> **INSTRUCTIONS TO FOLLOW**: A single number is needed: how many lines of the data hold the word "icon".

[Collection entries]
☆ ☆ ☆ ☆

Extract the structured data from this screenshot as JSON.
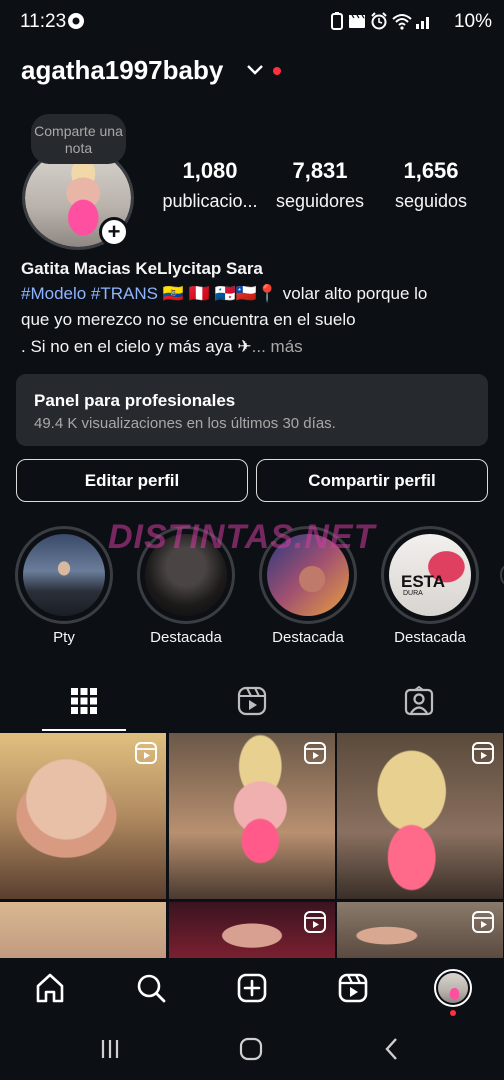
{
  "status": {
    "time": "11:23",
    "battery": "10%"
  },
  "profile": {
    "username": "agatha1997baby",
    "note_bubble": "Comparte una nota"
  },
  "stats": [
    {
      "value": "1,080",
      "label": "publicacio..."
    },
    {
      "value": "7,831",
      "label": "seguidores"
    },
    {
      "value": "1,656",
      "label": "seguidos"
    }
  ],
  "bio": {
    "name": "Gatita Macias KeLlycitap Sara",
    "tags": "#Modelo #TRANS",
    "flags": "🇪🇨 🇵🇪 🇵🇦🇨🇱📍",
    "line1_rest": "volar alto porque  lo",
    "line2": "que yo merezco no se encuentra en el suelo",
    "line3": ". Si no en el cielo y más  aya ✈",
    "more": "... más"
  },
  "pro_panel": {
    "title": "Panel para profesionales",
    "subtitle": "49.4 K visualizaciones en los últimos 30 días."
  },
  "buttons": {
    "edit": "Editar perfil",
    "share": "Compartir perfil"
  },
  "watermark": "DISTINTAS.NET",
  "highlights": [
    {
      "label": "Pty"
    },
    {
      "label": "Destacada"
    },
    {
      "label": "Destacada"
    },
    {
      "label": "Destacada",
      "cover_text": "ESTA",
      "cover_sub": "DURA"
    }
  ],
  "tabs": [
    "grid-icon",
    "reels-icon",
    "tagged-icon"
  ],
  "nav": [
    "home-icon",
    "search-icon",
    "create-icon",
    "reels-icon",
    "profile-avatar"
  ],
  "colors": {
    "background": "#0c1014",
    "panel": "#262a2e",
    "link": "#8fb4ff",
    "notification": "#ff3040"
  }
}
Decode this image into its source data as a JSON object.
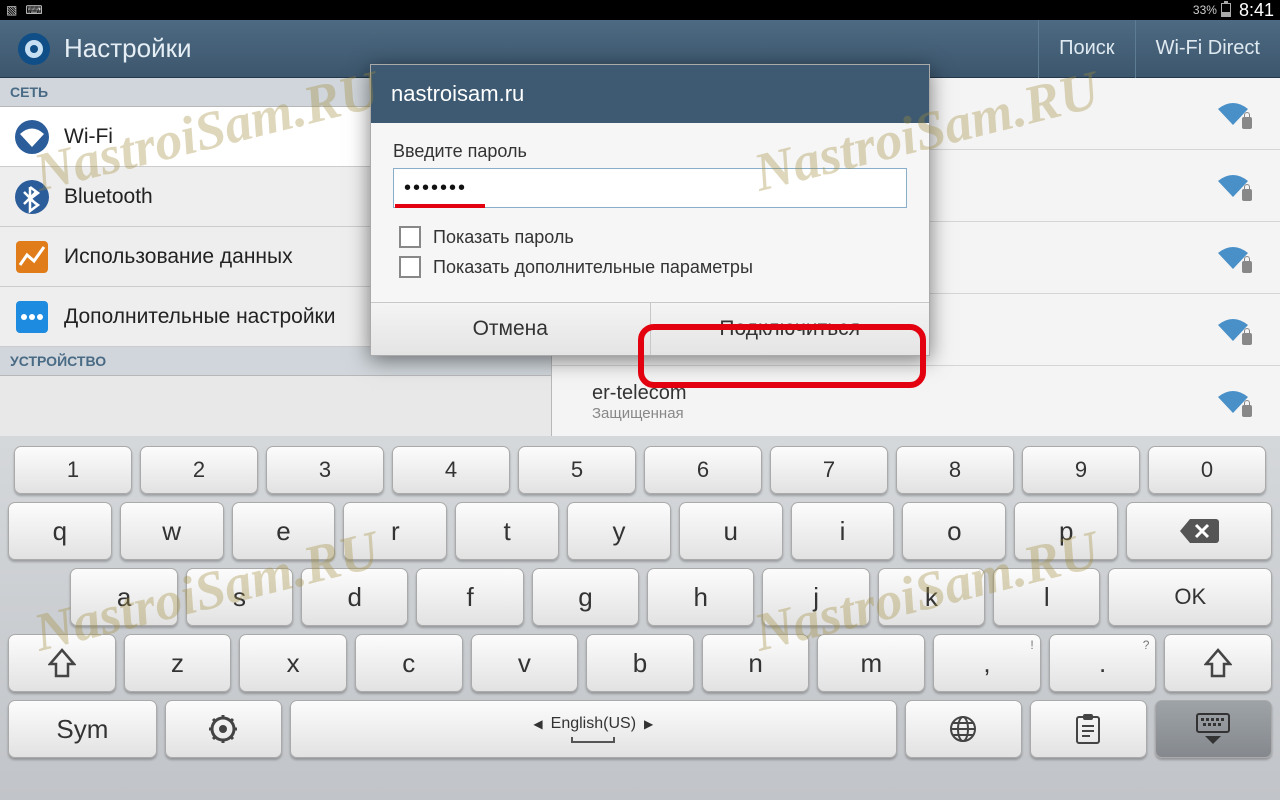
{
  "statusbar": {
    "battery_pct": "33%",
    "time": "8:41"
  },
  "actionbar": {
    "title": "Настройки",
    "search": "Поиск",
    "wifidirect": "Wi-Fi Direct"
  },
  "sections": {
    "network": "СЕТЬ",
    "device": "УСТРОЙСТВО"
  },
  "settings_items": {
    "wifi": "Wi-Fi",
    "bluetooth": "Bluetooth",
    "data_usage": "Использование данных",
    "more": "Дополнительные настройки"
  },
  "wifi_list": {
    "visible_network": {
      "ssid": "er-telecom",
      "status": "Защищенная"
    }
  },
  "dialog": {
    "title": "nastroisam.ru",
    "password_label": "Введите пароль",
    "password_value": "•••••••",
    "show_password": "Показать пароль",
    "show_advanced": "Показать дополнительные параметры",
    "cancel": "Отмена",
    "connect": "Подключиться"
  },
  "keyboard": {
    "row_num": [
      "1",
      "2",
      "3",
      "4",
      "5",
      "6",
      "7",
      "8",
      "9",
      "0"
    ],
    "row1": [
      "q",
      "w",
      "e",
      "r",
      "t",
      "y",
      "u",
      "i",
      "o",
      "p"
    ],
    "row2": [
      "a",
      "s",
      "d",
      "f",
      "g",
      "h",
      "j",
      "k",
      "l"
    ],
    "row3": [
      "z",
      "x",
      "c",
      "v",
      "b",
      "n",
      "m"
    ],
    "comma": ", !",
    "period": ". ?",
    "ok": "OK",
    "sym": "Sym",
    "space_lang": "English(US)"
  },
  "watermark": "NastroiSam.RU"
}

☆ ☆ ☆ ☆

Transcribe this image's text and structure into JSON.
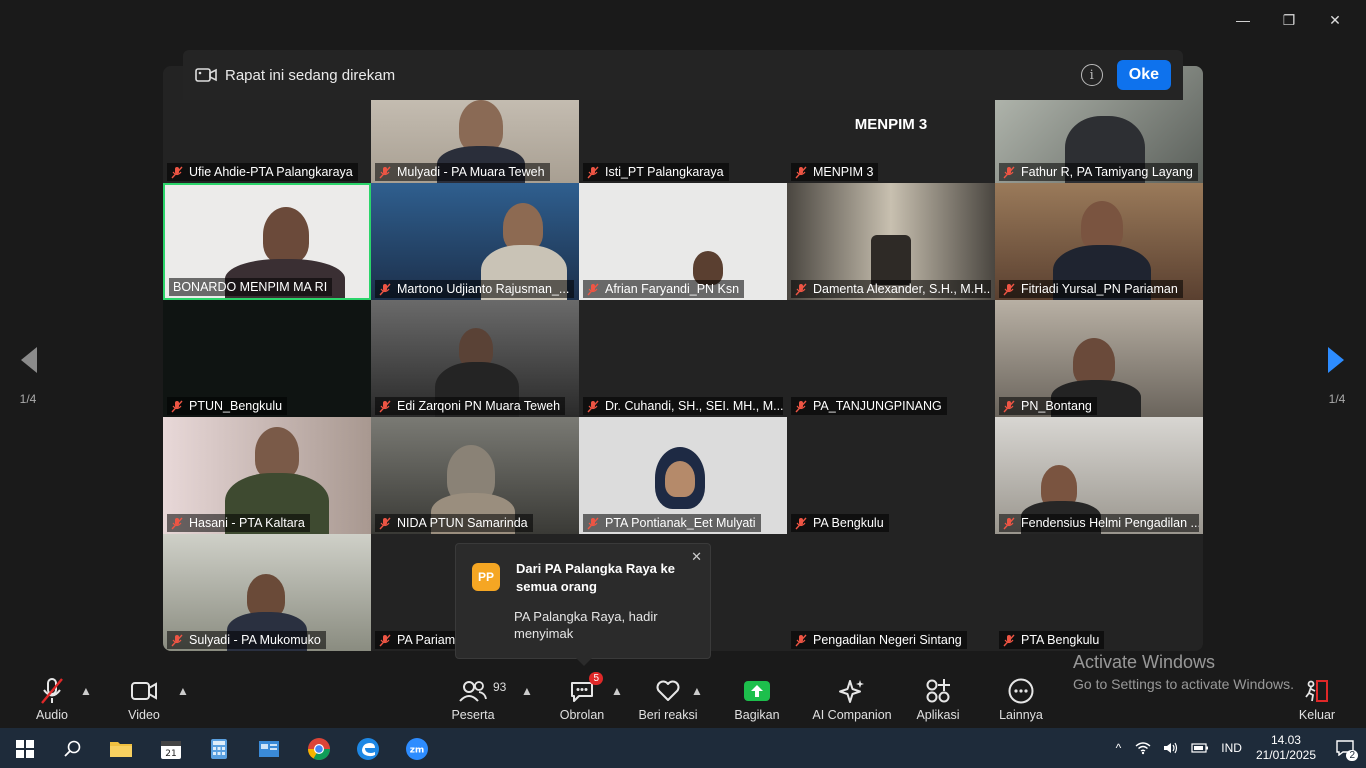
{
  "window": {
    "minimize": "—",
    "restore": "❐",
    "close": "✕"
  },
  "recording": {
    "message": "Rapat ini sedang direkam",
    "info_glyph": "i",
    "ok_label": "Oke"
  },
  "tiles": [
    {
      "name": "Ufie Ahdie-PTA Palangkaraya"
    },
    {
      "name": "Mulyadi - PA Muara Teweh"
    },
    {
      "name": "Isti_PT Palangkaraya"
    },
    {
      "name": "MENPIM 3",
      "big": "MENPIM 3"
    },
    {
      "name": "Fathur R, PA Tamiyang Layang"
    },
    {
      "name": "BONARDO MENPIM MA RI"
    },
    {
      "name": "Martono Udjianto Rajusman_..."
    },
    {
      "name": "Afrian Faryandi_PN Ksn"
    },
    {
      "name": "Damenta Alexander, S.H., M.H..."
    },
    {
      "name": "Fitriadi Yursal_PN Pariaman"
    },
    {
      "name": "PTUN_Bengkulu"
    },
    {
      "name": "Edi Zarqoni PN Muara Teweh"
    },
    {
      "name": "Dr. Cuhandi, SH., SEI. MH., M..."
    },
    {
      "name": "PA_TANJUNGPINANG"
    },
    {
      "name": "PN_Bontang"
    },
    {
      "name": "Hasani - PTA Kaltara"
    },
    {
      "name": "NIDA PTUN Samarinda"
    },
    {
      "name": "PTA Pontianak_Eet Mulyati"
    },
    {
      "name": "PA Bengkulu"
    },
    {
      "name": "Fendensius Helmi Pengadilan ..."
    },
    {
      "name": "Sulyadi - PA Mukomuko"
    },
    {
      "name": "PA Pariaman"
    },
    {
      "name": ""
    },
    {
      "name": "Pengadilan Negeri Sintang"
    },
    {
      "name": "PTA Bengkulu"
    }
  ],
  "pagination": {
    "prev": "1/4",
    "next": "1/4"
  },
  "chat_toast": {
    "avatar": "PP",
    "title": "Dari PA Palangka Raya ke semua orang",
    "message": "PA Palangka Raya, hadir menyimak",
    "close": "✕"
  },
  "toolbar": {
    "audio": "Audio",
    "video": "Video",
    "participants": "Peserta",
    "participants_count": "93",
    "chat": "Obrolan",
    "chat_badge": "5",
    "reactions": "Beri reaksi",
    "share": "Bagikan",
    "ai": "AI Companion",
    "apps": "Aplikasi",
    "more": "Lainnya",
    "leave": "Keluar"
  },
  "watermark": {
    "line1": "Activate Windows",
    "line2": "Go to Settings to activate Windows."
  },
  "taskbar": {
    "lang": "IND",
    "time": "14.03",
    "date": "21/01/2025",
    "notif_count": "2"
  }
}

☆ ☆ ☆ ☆

> **SOLUTION FOR THIS TASK**: 7